Canada Post unveiled the subjects for next year’s stamp program earlier this week.
In the first few months of 2021, the Crown corporation is slated to issue:
- a “stunning, multi-stamp retrospective” of its long-running Lunar New Year series on Jan. 15;
- a set of Black History Month stamps paying homage to a pair of pioneering settlements – Amber Valley, Alta., and Willow Grove, N.B. – on Jan. 22;
- another set on Feb. 16 featuring five camouflaging “Snow Mammals” that turn white in winter; and
- a set of flower stamps featuring crabapple blossoms on March 1.
Other highlights of next year’s stamp program include the 100th anniversary of the discovery of insulin; two legends of Canadian ballet; the 100th anniversary of the launch of the legendary schooner Bluenose; and the three First World War heroes of Winnipeg’s Valour Road.
The following series are also slated to make an encore appearance:
- the Canada Post Community Foundation semi-postal stamp supporting Canadian children;
- new editions of the Eid, Diwali and Hanukkah stamps celebrating Canada’s cultural diversity; and
- the 2021 holiday issues featuring “a heavenly angel and portraits of classic characters.”
STAMP ADVISORY COMMITTEE
Working about two years in advance from concept to completion, Canada Post’s 12-person Stamp Advisory Committee is responsible for reviewing and recommending ideas for the country’s annual stamp program.
“We’re very honoured to be able to have that role at Canada Post, and we take that role very seriously,” Jim Phillips, director of stamp services, told CSN in 2017.
Phillips often corrects people who refer to Canada’s stamps as “Canada Post stamps.”
“Those are Canadian stamps,” he said. “Those are the stamps we’re issuing for Canada, and we cherish that role and try to do the best we can to meet all the different needs for all the different communities who are interested in postage.”
The country’s annual stamp program abides by the “Philatelic Code of Ethics” drafted by the Universal Postal Union (UPU), which Canada joined on Jan. 7, 1878, nearly four years after the union was established by the Treaty of Bern.
Established in 1999 at the 22nd UPU Congress in China, the Philatelic Code of Ethics offers nine recommendations to its member countries, including “making sure they issue the right amount of stamps for the market, making sure they don’t create rarities on purpose, and making sure their countries are celebrating things that are primarily related to their host country,” Phillips said.
Canada Post’s stamp-selection policy was created alongside the Stamp Advisory Committee in 1969.
“The vast majority of our stamps still come, to this day, from suggestions from the public,” said Phillips, who added this includes individuals, institutions, associations and lobby or interest groups. “Other areas come from my team, who’s always looking at what’s going on, and some series come from committee members, who are allowed to present ideas to the committee as well.”
The Stamp Advisory Committee typically meets three times a year to discuss the upcoming stamp program.
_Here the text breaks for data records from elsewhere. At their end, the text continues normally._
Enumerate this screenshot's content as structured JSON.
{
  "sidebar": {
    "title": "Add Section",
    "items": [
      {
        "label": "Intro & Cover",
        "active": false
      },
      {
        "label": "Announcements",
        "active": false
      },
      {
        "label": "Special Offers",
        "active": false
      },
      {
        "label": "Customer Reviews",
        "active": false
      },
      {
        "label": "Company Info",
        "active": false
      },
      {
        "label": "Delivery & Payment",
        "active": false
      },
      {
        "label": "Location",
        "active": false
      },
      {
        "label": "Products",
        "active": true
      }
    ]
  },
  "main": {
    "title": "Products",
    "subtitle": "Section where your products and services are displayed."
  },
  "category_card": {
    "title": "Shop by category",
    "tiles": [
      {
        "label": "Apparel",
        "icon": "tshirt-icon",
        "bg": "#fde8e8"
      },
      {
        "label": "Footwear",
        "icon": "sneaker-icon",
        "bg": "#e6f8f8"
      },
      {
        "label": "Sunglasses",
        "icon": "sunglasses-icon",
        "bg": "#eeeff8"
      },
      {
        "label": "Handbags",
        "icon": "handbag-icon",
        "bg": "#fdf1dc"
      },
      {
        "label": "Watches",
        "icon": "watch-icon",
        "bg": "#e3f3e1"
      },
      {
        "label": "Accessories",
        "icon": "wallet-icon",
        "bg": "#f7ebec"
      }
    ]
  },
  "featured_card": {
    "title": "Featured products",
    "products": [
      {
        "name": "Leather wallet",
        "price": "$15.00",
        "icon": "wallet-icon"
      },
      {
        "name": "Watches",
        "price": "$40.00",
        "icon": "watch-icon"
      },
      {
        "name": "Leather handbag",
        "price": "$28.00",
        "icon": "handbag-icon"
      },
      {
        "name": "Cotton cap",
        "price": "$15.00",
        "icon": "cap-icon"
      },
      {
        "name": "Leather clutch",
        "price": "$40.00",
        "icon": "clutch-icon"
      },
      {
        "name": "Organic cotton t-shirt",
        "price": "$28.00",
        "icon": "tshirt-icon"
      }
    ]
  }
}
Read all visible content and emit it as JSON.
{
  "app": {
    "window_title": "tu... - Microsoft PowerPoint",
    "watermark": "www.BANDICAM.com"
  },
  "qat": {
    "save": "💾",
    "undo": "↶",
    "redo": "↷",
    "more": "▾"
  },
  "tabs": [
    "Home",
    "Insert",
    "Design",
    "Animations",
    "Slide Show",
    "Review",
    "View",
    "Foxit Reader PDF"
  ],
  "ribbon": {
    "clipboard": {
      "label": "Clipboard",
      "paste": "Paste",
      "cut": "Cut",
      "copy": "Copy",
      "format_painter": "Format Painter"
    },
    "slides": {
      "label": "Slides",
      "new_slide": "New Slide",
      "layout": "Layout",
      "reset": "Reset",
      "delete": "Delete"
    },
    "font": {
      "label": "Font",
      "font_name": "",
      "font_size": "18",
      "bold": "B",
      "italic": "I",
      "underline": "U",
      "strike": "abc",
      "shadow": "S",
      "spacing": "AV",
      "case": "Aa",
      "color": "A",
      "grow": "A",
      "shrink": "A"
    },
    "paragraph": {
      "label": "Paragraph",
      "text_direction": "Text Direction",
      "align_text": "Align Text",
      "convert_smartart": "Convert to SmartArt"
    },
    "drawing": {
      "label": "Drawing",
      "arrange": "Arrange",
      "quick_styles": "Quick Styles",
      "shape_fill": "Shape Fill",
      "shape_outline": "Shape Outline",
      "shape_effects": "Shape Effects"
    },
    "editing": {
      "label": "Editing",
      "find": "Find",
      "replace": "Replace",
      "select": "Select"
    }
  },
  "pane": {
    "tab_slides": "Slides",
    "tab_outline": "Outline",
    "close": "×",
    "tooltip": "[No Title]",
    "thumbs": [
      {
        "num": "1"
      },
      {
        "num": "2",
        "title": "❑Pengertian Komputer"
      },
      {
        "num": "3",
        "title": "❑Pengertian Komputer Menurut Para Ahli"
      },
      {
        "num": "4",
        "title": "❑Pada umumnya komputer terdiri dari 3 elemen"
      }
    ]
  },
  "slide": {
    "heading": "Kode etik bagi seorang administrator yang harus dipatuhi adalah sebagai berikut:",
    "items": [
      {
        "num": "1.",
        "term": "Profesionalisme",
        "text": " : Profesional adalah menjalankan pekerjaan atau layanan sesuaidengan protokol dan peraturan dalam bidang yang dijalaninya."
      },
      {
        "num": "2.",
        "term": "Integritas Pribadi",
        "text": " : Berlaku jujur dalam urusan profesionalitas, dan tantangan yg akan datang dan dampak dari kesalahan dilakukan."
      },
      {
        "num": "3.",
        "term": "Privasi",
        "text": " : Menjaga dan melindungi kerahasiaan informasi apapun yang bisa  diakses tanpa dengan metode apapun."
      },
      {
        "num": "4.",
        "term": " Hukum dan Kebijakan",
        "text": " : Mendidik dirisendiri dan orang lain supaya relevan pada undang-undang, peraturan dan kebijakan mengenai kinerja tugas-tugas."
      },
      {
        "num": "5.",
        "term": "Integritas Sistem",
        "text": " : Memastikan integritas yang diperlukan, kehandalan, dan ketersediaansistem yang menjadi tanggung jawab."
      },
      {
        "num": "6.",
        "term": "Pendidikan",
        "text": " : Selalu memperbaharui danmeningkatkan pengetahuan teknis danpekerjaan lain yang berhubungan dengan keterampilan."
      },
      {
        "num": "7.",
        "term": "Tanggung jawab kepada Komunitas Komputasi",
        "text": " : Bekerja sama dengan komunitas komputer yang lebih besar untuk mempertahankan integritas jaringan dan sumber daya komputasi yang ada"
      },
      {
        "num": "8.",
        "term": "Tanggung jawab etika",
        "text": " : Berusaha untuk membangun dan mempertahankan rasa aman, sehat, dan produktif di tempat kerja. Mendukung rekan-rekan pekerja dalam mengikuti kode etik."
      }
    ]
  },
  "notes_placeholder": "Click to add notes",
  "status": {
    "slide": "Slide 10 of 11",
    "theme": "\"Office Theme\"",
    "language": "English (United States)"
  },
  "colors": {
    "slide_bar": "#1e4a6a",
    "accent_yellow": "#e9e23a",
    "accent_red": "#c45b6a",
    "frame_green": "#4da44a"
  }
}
Its members are appointed by Canada Post’s board of directors to a maximum of two three-year terms, allowing for six years in total. They are appointed based on recommendations from the committee chair.